BACKGROUND: The COVID-19 pandemic resulted in a statewide stay-at-home (SAH) order in California beginning March 19 , 2020, forcing large-scale behavioral changes and taking an emotional and economic toll . The effects of SAH orders on the trauma population remains unknown . We hypothesized an increase in rates of penetrating trauma, gunshot wounds, suicide attempts, and domestic violence in the Southern California trauma population after the SAH order .
METHODS: A multicenter retrospective analysis of all trauma patients presenting to 11 American College of Surgeons (ACS) Level I and II trauma centers spanning seven counties in California was performed . Demographic data, injury characteristics, clinical data, and outcomes were collected . Patients were divided into three groups based on injury date: before SAH from 1/1/2020-3/18/2020 (PRE), after SAH from 3/19/2020-6/30/2020 (POST), and a historical control from 3/19/2019-6/30/2019 (CONTROL). POST was compared to both PRE and CONTROL in two separate analyses .

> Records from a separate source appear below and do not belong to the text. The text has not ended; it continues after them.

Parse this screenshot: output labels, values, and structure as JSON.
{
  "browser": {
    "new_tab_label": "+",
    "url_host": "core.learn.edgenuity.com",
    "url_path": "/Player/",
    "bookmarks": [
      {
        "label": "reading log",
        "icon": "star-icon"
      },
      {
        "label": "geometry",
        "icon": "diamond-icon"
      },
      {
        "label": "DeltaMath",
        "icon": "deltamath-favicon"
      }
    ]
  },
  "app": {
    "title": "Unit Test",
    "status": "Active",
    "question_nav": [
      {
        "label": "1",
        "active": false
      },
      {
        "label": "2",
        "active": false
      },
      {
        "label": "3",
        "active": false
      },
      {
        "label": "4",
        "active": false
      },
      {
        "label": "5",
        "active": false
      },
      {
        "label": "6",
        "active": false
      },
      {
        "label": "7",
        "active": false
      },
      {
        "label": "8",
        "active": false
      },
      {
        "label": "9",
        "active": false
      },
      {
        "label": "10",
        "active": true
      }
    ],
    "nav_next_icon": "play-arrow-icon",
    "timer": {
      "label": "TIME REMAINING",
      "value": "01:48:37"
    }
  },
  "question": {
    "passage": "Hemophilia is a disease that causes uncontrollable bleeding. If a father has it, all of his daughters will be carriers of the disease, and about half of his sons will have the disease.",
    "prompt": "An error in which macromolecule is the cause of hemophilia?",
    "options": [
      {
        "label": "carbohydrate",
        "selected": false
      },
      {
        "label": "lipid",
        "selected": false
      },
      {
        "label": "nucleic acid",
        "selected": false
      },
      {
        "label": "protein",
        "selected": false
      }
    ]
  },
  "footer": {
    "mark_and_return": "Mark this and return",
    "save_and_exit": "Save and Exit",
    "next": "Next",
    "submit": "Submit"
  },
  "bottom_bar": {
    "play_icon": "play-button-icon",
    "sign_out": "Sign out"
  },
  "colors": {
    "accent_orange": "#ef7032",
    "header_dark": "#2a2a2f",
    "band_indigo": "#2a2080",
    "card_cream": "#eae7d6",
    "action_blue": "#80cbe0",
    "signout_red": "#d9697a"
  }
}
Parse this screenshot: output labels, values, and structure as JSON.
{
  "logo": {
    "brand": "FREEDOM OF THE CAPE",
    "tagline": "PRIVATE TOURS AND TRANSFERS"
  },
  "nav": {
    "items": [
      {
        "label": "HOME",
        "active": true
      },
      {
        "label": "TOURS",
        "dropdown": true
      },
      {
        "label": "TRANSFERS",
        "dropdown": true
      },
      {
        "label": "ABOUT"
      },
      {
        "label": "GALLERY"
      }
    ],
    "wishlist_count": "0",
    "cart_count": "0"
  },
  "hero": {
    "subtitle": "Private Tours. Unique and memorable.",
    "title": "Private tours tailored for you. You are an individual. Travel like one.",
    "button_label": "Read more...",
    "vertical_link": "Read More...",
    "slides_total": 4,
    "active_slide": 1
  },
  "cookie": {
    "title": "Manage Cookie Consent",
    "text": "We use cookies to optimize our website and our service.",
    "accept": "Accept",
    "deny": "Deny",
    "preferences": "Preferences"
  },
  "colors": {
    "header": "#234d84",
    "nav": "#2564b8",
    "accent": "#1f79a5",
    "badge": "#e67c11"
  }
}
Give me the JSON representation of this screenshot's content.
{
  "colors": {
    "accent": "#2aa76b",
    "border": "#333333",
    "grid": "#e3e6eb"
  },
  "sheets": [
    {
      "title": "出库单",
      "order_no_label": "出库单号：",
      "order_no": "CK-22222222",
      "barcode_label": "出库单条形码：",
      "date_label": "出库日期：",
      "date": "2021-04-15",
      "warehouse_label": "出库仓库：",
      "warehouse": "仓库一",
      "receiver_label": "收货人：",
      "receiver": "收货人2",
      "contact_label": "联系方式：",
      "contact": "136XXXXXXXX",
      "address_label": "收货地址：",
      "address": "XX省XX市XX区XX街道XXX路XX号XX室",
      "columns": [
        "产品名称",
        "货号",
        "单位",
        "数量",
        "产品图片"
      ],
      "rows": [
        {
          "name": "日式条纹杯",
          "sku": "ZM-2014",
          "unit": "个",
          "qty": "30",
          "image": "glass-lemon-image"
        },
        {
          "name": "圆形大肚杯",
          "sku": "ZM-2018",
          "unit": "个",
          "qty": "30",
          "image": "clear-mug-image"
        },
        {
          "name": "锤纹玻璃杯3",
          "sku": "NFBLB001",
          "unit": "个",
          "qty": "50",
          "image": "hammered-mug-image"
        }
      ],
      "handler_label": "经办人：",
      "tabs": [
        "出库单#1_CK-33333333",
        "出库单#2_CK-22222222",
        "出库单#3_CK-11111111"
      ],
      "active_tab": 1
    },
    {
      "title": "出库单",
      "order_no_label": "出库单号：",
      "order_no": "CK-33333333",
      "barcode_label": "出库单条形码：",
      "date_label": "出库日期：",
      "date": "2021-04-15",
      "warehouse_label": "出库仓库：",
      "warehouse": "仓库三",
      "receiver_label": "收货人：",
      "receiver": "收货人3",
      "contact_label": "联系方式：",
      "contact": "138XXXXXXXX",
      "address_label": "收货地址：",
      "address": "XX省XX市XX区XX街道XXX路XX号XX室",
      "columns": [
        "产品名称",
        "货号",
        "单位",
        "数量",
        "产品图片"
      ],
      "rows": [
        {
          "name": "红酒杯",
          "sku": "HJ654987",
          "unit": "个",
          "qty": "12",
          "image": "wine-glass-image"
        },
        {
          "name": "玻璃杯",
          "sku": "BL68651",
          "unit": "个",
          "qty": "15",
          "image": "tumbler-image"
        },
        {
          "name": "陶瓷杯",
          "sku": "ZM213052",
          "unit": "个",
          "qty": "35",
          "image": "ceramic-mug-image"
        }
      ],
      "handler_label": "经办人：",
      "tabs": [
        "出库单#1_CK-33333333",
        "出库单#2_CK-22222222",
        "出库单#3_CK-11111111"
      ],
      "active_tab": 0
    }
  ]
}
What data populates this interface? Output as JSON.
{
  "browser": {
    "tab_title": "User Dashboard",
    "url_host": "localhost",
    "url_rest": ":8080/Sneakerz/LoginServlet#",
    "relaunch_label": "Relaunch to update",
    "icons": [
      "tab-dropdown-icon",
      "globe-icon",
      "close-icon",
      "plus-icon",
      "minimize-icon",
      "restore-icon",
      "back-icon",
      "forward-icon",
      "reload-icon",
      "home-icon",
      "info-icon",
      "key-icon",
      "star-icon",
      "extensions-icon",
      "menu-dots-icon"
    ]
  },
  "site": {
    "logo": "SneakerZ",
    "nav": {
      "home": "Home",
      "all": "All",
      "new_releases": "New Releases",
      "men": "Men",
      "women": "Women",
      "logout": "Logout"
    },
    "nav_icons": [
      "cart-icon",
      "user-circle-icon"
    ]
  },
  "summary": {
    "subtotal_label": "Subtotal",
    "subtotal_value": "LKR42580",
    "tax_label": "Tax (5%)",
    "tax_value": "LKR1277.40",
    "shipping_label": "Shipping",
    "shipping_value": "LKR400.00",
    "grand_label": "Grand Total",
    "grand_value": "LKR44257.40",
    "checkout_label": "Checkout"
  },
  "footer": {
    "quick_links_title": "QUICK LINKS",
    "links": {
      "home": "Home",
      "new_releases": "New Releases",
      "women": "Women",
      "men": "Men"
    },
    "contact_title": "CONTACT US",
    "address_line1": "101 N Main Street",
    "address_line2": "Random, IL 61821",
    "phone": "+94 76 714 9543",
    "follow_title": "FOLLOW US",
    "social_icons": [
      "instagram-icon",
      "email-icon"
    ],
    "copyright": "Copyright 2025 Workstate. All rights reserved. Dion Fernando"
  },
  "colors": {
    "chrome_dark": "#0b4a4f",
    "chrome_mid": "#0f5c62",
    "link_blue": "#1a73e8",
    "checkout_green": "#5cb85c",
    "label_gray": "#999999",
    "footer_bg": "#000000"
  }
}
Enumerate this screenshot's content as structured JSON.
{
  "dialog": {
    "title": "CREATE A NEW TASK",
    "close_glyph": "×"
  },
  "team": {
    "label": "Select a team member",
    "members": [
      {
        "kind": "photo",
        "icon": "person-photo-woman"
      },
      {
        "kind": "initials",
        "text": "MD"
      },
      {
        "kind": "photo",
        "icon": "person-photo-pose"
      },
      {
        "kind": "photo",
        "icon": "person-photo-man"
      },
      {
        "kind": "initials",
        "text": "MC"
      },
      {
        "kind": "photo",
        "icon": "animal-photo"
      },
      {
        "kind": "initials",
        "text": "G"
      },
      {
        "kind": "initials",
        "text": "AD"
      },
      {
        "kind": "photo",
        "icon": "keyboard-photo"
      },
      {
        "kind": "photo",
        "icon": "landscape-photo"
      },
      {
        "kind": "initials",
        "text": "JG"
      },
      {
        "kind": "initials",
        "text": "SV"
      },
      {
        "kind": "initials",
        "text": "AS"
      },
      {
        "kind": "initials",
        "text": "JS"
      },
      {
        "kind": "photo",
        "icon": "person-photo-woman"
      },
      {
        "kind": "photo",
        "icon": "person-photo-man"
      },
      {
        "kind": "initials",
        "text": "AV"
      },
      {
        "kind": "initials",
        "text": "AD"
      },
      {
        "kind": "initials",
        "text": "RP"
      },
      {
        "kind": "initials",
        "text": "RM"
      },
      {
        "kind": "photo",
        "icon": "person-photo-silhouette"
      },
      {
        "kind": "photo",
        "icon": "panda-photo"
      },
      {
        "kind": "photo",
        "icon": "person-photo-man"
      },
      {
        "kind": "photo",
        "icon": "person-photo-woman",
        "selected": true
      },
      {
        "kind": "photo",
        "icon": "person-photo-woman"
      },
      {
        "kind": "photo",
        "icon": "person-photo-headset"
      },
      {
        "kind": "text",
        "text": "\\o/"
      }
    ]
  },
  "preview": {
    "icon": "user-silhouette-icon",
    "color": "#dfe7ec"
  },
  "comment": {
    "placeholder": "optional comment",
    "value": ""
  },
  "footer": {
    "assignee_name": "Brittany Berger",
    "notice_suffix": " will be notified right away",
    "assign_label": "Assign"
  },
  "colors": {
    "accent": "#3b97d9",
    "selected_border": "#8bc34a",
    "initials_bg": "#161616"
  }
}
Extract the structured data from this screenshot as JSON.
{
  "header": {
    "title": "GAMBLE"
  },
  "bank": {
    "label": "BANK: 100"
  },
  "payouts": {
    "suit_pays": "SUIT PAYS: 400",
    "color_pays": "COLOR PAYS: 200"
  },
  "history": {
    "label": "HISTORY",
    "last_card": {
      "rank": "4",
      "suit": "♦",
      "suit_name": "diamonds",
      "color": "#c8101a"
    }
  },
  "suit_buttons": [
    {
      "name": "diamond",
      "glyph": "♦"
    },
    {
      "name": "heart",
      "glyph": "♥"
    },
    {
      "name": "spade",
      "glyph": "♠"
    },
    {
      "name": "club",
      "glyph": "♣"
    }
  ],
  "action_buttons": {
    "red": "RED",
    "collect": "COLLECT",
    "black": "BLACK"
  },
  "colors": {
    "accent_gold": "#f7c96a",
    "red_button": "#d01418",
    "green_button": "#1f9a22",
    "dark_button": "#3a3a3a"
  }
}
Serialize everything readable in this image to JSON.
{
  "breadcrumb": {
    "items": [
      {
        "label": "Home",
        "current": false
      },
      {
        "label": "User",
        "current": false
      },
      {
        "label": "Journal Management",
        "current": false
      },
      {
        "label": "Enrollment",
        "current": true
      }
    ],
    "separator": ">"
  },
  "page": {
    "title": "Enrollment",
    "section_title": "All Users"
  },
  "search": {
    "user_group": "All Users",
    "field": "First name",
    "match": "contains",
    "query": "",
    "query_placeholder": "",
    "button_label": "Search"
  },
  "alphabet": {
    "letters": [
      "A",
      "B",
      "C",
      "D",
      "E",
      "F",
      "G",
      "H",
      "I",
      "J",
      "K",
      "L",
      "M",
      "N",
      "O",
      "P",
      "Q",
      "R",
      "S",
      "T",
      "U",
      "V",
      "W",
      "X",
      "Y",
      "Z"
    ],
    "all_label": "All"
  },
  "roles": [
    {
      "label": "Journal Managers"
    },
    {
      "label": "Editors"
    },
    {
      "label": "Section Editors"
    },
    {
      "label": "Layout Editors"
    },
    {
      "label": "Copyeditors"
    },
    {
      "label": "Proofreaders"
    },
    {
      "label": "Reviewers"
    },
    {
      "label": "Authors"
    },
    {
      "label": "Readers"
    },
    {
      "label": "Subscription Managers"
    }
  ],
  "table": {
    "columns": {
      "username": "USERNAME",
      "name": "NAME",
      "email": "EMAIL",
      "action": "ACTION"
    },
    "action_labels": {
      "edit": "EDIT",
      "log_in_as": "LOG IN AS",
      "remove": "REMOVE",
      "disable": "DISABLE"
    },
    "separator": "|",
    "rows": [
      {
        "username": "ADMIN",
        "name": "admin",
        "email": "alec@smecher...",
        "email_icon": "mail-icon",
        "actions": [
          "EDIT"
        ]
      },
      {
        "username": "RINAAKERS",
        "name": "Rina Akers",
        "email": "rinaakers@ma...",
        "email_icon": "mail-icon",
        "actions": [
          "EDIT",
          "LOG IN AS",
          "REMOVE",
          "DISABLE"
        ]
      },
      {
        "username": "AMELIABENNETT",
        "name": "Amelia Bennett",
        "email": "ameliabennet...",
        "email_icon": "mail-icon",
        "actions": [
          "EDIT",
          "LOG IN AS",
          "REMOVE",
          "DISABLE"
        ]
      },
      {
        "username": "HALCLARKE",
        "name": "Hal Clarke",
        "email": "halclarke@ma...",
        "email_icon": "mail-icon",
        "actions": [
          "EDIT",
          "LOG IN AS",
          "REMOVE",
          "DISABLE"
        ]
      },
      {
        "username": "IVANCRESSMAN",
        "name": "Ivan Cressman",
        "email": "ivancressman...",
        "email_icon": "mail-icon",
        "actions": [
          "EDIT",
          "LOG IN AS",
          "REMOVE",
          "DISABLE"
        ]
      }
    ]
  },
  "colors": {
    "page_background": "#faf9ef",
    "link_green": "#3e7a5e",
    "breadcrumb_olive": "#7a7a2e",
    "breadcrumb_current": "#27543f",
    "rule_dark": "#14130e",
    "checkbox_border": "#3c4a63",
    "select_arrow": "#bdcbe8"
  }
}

RESULTS: Across all time periods, 20,448 trauma patients were identified (CONTROL : 7,707, PRE : 6,022, POST : 6,719). POST had a significantly increased rate of penetrating trauma (13.0% vs. 10.3%, p <0.001 and 13.0% vs. 9.9%, p <0.001) and gunshot wounds (4.5% vs. 2.4%, p=0.002 and 4.5% vs. 3.7%, p=0.025) compared to PRE and CONTROL, respectively . POST had a suicide attempt rate of 1.9% and a domestic violence rate of 0.7%, which were similar to PRE (p=0.478, p=0.514) and CONTROL (p=0.160, p=0.618).
CONCLUSIONS: This multicenter Southern California study demonstrated an increased rate of penetrating trauma and gunshot wounds after the COVID-19 SAH orders, but no difference in attempted suicide or domestic violence rates . These findings may provide useful information regarding resource utilization and a target for societal intervention during the current or future pandemic (s). LEVEL OF EVIDENCE: IV.